In between working on our various practice projects, we have begun contemplating the design of our bench or stool. It is to be made from no more than four boards, joined at right angles, using at least two of the more complex joints we are learning this week - such as dovetails or mortise and tenon. I decide early on to make a small step stool, as I need one in the kitchen to reach the high shelves. Also, our house is fairly small and already crowded with furniture, so I can't bring in anything new unless it has a place to live; I have a spot in mind where I could tuck a small stool under an antique table where it will be handy.
But by Tuesday afternoon I am feeling overwhelmed and discouraged. In a week or so we will have to complete this project, with more complex joints, a lot of decision making, fitting and finishing. Jim and Tim have brought in samples of some of the pieces they have made for this type of exercise. They are beautiful. And intimidating. Given the amount of time it took me to half-make a couple of simple joints, badly, I cannot see how I will be able to get it done.
Tim asks us to make some quick sketches of ideas - nothing fancy or finished. My brain is full of concrete and the ideas do not come. I have, with a certain amount of self-discipline over the years, taught myself to step back and not worry when I feel this way - I know the ideas WILL come. Eventually. But often it takes sleeping on it, or doing something else for awhile. I doodle with my pencil, getting nowhere. Presently, we share our sketches with the class and gently critique them. Some are truly inspired.
With the help of my classmates' feedback, the mental concrete cracks a bit and I make some progress. We are to work on our design at home and be ready to make a full-size mock-up out of cardboard the next day.

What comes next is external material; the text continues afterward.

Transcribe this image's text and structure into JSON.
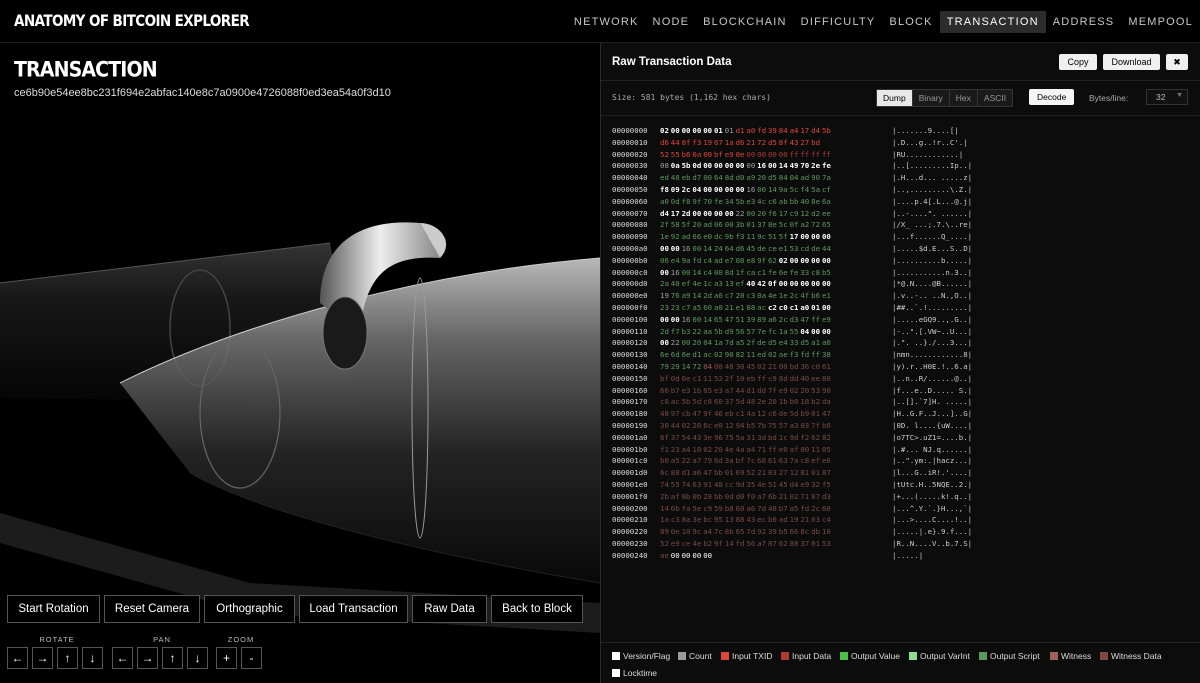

Tim also wants us to do at least eight more quick sketches.
Perhaps it is the glass of wine I have with dinner; I manage to work out a few of the kinks in my design and go to bed having completly forgotten about the eight quick sketches, but at least satisfied that the cardboard mock-up will work. Somewhere around 2:00 a.m. I wake up and remember the eight sketches. Shit. But as I drift back to sleep, a silly idea pops into my head and I start to smile. In the morning as my coffee is brewing, I grab a piece of paper and quickly sketch out eight silly little benches and stools before the first cup of coffee is poured.
We spend the morning building cardboard mock-ups. Here I am with mine. (Notice I am wearing my first pair of Carhartts and my favorite Wooden Boat Festival T-shirt!)
By lunch time the rain has stopped, the sun is shining and we line up our gorgeous creations on the stoop for a group photo.
L to R: Justin, me, Alex, Melanya, Kia, Mark. (Note: Melanya arrived at the beginning of this week, having driven from Kentucky last week. She already has considerable woodworking experience- she spent two years at the Northwest School of Wooden Boatbuilding, first as an intern and then as a full-time student.